Citizens of Newtown! Your local home guard platoon needs recruits and it is up to you to furnish them. When our platoon was started last June, we had 34 members and a reserve. Since then 15 have volunteered to be drafted, a lot have moved out of town and a number have asked for their discharge so that, at present, we have only 23 instead of the 37 we should have. The home guard is an important part of the preparedness necessary, and will be more and more necessary as the war grows harder if we are to preserve our state and towns, and as more of our young men are taken away from this country the need of a body of trained citizen soldiers will be more apparent.
The farm owned by Abram Klein of Woodbury has been sold to William Hawes of Green’s Farm. Mr Hawes will take possession at once. The place was sold through Stanley Botsford, the hustling real estate agent of Stepney.
Camp Devens, Dec. 18, 1917. Editor, Newtown Bee: Dear Sir: I have just received a Christmas package from The Red Cross of Newtown. I would like to express my heartfelt appreciation through your paper. The Red Cross of Newtown are certainly doing their share and with such loyalty among those we leave behind we are bound to return home victorious. Wishing you and all a merry Christmas. Yours truly, Sergeant David Tobias, 304 infantry, Camp Devens, Mass.

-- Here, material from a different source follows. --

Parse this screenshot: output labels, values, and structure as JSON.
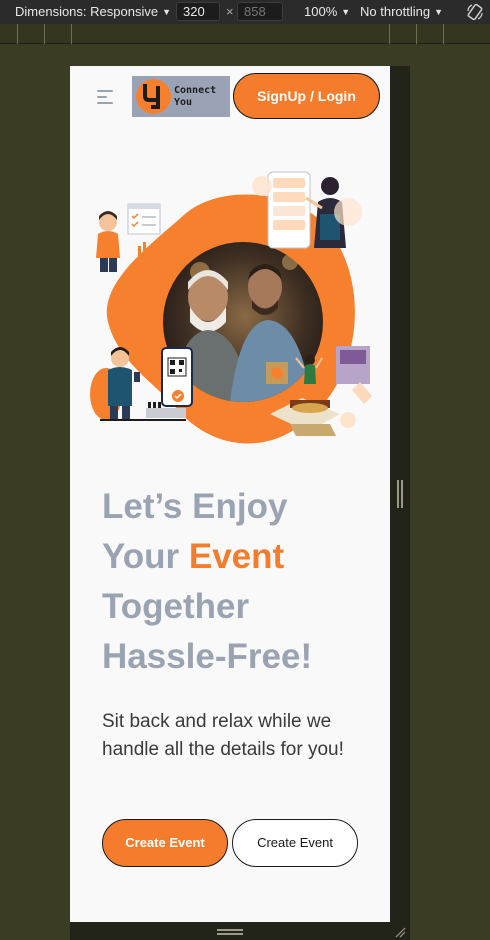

As The Bee always gives its employees a holiday on Christmas Day, the correspondents are requested to send in their contributions, next week, as early as possible. It is necessary to get out the paper in one less working day and that means some hustle.
The Sandy Hook barber shop will be open, Monday of next week, to care for the Christmas trade. Both shops will be open on Monday.
Please consider sharing your old photographs of people and places from Newtown or Sandy Hook with readers. Images can be e-mailed to firstname.lastname@example.org, or brought to the office at 5 Church Hill Road to be scanned. When submitting photographs, please identify as many people as possible, the location, and the approximate date.